Foundations courses develop the ability to communicate effectively both in English and another language; to apply quantitative reasoning skills in the context of college courses; and to develop habits that will lead to a healthy life.
The Foundations section of the General Education curriculum includes courses in English composition and rhetoric, at least one foreign language (through level 3), and quantitative reasoning. It also includes a lifetime fitness course that encourages the lifelong health of graduates. Students must maintain continuous enrollment, beginning in the first semester, in Foundations foreign language courses until the requirement is satisfied; they must complete the composition and rhetoric course during the first academic year.
Beginning in fall 2012, all entering first-year, first-time students at the University must complete, or transfer in, ENGL 105 or 105I, the Composition and Rhetoric (CR) requirement. ENGL 105 introduces students to several disciplinary contexts for written work and oral presentations required in college courses, whereas ENGL 105I introduces students to one specific disciplinary context - natural sciences, social sciences, humanities, law, business, or medicine - for such writtten and oral assignments.
The study of a foreign language (FL) enables students to see more clearly the nature and structure of their native language while also gaining an understanding of a different culture. All students must complete level 3 of a foreign language, and continuous enrollment beginning in the first semester is required until the foreign language requirement is completed.
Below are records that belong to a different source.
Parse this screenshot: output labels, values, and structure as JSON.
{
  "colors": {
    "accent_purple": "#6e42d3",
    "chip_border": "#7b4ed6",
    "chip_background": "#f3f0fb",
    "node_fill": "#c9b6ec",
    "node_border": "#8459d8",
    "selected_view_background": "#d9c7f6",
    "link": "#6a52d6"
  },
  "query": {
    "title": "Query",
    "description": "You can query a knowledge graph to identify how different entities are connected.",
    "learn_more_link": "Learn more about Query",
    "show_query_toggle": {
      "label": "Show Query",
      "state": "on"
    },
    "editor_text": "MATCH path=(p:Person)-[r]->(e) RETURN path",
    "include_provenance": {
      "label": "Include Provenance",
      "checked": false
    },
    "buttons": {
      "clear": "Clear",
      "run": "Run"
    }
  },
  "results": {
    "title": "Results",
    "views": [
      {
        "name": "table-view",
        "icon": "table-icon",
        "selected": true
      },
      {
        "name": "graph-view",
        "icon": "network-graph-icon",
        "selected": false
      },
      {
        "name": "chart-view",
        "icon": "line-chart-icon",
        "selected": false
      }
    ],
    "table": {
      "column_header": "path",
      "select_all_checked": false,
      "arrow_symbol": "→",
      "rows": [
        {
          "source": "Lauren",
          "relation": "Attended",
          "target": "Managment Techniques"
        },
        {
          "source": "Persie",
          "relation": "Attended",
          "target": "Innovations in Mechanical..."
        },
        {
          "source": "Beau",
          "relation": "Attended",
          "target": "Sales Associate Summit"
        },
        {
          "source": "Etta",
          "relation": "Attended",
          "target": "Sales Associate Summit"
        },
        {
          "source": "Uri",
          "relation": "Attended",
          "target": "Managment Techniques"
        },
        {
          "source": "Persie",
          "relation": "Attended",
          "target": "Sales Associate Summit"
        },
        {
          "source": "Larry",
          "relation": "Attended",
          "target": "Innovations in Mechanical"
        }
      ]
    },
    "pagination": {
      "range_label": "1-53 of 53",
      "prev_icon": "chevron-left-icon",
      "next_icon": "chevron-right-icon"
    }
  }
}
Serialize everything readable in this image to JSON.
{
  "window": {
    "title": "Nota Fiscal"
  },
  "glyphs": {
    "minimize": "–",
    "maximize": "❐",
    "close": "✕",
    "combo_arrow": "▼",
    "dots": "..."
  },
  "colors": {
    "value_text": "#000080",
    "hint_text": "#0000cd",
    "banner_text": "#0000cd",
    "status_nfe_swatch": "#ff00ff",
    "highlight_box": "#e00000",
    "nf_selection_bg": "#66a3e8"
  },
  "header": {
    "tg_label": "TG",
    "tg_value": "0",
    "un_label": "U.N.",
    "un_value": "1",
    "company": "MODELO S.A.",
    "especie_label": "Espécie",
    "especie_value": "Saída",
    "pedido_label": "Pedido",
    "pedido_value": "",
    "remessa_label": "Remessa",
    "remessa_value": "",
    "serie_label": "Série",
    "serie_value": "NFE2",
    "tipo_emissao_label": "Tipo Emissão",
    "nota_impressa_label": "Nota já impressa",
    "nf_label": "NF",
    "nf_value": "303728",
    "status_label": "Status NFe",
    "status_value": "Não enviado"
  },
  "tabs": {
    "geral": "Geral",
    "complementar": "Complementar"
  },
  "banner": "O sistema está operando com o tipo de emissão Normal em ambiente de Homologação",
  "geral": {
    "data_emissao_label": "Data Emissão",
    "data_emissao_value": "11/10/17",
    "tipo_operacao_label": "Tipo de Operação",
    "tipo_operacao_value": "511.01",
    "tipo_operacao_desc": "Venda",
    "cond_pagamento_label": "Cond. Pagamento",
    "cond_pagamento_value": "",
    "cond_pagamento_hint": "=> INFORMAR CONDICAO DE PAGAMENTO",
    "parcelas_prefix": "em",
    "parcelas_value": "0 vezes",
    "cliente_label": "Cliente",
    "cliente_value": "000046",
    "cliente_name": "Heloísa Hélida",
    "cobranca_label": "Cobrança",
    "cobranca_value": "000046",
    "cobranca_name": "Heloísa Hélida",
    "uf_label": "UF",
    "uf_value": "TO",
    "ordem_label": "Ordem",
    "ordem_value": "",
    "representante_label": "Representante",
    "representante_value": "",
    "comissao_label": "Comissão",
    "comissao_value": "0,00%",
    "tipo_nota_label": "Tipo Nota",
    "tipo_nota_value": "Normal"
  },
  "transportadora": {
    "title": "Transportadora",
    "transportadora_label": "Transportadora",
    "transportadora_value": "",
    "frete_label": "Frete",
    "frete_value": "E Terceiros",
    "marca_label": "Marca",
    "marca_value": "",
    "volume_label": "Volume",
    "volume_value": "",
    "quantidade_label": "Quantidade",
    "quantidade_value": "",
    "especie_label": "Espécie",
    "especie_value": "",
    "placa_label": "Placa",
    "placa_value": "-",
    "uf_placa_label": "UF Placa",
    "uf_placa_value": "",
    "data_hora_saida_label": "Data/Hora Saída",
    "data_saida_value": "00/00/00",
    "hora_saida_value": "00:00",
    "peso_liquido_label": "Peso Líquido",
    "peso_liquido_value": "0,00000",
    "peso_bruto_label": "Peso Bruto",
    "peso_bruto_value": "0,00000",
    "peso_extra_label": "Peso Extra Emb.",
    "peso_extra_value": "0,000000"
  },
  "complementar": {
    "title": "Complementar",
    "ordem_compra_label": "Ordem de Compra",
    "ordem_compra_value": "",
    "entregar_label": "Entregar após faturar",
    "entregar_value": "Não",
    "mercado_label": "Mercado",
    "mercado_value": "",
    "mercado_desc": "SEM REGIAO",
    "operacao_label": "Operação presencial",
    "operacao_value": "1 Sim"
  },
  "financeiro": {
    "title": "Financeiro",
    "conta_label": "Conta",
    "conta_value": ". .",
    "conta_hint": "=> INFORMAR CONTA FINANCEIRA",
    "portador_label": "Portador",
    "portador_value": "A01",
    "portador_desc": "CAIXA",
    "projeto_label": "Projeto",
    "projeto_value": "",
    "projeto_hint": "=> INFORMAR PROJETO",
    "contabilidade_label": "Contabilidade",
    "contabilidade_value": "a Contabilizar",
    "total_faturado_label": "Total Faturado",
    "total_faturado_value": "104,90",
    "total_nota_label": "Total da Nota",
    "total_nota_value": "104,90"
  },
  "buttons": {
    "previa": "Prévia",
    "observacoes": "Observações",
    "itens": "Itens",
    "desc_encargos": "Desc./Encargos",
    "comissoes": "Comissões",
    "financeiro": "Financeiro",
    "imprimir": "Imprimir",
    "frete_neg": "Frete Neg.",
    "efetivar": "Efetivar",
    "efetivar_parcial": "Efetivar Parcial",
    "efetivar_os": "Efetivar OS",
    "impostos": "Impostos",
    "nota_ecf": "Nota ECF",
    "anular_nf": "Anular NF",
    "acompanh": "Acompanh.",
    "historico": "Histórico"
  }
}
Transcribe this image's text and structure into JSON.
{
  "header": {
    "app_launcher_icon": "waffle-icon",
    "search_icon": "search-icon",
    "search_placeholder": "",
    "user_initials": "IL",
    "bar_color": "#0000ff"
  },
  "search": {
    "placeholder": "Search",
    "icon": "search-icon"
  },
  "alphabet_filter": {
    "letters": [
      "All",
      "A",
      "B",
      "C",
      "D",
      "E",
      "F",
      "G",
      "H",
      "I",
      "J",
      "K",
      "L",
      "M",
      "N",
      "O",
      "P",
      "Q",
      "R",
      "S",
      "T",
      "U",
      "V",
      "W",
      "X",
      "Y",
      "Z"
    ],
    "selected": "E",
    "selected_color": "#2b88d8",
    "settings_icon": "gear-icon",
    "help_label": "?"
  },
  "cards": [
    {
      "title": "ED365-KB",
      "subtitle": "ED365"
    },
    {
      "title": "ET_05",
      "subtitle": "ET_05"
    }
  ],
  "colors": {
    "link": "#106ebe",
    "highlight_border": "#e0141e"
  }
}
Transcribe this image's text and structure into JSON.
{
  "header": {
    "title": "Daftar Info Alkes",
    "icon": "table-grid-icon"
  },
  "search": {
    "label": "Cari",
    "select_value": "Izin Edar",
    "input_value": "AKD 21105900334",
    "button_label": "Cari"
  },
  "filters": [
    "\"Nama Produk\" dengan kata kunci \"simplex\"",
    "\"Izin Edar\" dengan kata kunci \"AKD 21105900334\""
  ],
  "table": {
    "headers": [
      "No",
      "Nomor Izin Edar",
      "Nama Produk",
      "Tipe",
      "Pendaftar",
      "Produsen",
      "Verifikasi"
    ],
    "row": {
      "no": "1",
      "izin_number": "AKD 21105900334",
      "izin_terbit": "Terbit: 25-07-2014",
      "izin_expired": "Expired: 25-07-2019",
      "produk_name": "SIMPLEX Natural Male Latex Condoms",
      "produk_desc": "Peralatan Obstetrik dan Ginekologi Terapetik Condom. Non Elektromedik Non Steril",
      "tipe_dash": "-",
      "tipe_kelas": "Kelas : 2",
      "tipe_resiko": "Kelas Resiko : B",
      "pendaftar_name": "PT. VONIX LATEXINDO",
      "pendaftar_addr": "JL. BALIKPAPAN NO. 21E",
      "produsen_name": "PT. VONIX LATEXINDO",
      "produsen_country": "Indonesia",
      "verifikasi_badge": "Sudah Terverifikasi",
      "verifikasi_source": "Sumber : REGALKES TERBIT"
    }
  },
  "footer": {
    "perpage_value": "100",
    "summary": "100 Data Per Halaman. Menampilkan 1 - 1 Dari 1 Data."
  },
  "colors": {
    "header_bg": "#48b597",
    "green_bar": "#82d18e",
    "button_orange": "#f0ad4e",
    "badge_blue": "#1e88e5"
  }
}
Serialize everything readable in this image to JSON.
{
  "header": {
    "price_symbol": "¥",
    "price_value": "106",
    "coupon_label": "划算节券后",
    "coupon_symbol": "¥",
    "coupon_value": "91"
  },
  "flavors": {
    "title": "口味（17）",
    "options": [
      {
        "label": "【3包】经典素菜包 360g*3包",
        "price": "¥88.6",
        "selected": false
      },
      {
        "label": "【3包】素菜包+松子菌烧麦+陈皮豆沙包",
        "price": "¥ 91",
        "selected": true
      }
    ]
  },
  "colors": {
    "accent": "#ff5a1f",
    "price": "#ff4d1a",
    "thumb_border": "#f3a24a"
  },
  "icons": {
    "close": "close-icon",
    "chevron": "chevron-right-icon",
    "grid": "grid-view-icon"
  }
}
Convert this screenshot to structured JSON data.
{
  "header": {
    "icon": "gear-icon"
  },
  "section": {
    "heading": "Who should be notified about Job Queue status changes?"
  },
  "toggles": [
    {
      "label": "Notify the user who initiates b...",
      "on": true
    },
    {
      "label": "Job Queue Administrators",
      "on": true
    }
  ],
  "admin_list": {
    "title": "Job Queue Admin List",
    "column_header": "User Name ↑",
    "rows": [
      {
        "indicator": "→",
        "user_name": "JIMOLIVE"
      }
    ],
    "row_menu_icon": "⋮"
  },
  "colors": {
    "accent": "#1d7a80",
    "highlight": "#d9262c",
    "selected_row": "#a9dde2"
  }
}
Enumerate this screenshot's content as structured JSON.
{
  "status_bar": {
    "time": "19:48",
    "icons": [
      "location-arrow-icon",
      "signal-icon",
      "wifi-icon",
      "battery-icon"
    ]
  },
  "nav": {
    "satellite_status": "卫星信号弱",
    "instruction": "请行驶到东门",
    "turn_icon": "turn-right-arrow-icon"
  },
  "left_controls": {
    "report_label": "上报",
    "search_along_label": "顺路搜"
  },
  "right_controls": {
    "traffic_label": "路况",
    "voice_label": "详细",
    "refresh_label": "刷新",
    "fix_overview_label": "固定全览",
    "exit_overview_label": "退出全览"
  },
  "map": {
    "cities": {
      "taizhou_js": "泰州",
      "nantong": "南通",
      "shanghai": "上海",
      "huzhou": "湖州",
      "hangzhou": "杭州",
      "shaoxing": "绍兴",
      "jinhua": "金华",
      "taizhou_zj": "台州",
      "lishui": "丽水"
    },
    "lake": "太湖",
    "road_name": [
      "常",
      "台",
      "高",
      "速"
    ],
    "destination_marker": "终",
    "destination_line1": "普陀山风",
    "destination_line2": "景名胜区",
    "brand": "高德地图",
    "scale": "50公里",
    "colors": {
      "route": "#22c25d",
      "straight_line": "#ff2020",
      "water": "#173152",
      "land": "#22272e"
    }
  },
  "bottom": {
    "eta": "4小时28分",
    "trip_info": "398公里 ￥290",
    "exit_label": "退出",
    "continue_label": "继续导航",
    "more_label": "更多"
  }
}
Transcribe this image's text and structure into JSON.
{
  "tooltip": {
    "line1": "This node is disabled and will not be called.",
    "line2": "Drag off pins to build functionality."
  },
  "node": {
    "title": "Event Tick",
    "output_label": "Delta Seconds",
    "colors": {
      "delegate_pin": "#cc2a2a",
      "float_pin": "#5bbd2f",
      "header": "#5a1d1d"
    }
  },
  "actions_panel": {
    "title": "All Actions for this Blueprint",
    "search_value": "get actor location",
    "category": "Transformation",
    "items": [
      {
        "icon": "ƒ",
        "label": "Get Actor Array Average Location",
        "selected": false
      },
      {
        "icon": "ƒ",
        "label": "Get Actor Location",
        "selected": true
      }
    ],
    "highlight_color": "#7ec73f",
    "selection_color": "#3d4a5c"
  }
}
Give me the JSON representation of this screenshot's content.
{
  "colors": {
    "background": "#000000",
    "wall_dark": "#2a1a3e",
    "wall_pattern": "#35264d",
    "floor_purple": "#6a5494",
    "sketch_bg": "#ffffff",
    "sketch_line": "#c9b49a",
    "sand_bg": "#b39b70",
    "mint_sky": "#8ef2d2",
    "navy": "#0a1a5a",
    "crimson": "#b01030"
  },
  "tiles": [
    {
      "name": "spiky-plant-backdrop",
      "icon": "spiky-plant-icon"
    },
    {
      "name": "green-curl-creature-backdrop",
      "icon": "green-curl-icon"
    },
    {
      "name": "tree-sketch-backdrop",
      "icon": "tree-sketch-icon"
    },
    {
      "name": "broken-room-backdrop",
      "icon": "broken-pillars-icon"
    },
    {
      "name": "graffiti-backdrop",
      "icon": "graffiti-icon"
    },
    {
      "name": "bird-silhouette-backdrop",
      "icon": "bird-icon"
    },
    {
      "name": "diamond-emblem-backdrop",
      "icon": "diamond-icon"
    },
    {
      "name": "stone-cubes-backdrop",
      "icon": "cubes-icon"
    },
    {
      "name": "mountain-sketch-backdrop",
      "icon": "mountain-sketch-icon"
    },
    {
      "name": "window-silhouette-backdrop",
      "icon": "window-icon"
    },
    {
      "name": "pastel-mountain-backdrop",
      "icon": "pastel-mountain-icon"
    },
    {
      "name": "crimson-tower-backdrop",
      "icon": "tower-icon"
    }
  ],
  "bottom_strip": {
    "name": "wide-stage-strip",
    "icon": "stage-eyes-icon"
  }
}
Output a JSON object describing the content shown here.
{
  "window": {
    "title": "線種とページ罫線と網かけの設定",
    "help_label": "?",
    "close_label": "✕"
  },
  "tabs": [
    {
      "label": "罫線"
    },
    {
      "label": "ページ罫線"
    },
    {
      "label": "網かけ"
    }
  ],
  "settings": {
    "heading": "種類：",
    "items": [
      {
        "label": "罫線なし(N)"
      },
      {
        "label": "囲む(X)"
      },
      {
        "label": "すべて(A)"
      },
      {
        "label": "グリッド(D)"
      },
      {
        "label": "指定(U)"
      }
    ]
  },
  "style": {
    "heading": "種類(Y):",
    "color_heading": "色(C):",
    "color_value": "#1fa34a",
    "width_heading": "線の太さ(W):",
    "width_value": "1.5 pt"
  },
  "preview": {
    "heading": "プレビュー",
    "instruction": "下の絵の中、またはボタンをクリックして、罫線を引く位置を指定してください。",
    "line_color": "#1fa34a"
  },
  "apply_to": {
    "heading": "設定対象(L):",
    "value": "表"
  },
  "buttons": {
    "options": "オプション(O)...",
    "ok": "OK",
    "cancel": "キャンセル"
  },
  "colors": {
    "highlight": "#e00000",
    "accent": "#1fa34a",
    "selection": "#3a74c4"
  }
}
Placement in a foreign language is determined by the student's score on the SAT Subject Test, the AP Test, or the appropriate placement test administered by a UNC-Chapel Hill department.
Through the study of quantitative reasoning and methods (QR), students acquire and reinforce the ability to use analytic and quantitative ideas in both theoretical and applied contexts. All students must complete one core mathematical sciences course that helps them to develop skills and understand concepts in mathematics, data analysis, computing, probability or modeling. Suitable courses include basic courses in calculus, statistics, and finite mathematics.
Some majors require specific courses that have MATH 110 (Algebra) credit or placement as a prerequisite, but the quantitative reasoning requirement also can be met with courses that do not have a MATH 110 prerequisite. Placement in or exemption from some courses is based on scores on the AP Calculus (AB or BC) Test and SAT Subject Test in Mathematics, Level 1 or Level 2.
All students must complete one lifetime fitness (LF) course. This course combines the practice of a sport or physical activity with instruction in life-long health. The course carries one hour of graded academic credit that counts toward graduation and in determining a student's full-time status in the semester in which the course is taken. Only one lifetime fitness course can be taken during a student's career at the University, but it may be taken on a Pass/D+/D/Fail basis. [With the exception of PHYA 998 and 999, physical activity (PHYA) courses do not meet the Lifetime Fitness requirement.]